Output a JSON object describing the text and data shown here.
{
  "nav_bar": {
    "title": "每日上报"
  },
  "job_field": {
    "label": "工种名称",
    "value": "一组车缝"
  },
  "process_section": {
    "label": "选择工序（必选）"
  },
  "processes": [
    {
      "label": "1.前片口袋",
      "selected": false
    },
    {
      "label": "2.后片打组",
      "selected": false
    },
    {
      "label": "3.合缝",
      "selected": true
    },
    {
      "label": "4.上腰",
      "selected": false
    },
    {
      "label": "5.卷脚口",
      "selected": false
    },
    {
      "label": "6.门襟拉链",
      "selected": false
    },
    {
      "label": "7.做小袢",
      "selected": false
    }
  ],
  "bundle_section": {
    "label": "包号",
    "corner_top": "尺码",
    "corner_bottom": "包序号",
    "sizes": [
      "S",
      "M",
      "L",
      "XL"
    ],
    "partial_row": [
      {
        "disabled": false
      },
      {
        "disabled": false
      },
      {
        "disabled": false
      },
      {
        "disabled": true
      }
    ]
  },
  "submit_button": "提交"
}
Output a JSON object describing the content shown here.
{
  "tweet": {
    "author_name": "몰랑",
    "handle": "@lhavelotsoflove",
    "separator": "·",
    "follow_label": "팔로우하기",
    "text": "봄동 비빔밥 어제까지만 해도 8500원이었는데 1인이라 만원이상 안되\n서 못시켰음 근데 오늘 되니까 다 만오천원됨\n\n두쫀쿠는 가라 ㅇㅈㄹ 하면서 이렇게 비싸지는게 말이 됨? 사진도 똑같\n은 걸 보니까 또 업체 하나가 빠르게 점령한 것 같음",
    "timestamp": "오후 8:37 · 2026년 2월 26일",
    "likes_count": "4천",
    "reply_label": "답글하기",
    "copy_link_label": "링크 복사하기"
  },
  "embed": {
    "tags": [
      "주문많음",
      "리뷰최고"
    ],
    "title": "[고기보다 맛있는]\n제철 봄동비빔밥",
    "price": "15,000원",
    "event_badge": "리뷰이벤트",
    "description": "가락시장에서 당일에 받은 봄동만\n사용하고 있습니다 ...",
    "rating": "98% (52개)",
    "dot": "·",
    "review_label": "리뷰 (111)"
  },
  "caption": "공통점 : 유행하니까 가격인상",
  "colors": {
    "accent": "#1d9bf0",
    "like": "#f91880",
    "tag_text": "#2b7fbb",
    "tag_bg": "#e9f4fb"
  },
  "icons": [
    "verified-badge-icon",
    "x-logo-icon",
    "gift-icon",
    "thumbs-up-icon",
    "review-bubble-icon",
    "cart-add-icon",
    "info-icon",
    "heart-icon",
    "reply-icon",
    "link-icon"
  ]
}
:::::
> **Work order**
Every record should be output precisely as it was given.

> **Exercise answer**
Output a JSON object describing the text and data shown here.
{
  "nav_bar": {
    "title": "每日上报"
  },
  "job_field": {
    "label": "工种名称",
    "value": "一组车缝"
  },
  "process_section": {
    "label": "选择工序（必选）"
  },
  "processes": [
    {
      "label": "1.前片口袋",
      "selected": false
    },
    {
      "label": "2.后片打组",
      "selected": false
    },
    {
      "label": "3.合缝",
      "selected": true
    },
    {
      "label": "4.上腰",
      "selected": false
    },
    {
      "label": "5.卷脚口",
      "selected": false
    },
    {
      "label": "6.门襟拉链",
      "selected": false
    },
    {
      "label": "7.做小袢",
      "selected": false
    }
  ],
  "bundle_section": {
    "label": "包号",
    "corner_top": "尺码",
    "corner_bottom": "包序号",
    "sizes": [
      "S",
      "M",
      "L",
      "XL"
    ],
    "partial_row": [
      {
        "disabled": false
      },
      {
        "disabled": false
      },
      {
        "disabled": false
      },
      {
        "disabled": true
      }
    ]
  },
  "submit_button": "提交"
}
Output a JSON object describing the content shown here.
{
  "tweet": {
    "author_name": "몰랑",
    "handle": "@lhavelotsoflove",
    "separator": "·",
    "follow_label": "팔로우하기",
    "text": "봄동 비빔밥 어제까지만 해도 8500원이었는데 1인이라 만원이상 안되\n서 못시켰음 근데 오늘 되니까 다 만오천원됨\n\n두쫀쿠는 가라 ㅇㅈㄹ 하면서 이렇게 비싸지는게 말이 됨? 사진도 똑같\n은 걸 보니까 또 업체 하나가 빠르게 점령한 것 같음",
    "timestamp": "오후 8:37 · 2026년 2월 26일",
    "likes_count": "4천",
    "reply_label": "답글하기",
    "copy_link_label": "링크 복사하기"
  },
  "embed": {
    "tags": [
      "주문많음",
      "리뷰최고"
    ],
    "title": "[고기보다 맛있는]\n제철 봄동비빔밥",
    "price": "15,000원",
    "event_badge": "리뷰이벤트",
    "description": "가락시장에서 당일에 받은 봄동만\n사용하고 있습니다 ...",
    "rating": "98% (52개)",
    "dot": "·",
    "review_label": "리뷰 (111)"
  },
  "caption": "공통점 : 유행하니까 가격인상",
  "colors": {
    "accent": "#1d9bf0",
    "like": "#f91880",
    "tag_text": "#2b7fbb",
    "tag_bg": "#e9f4fb"
  },
  "icons": [
    "verified-badge-icon",
    "x-logo-icon",
    "gift-icon",
    "thumbs-up-icon",
    "review-bubble-icon",
    "cart-add-icon",
    "info-icon",
    "heart-icon",
    "reply-icon",
    "link-icon"
  ]
}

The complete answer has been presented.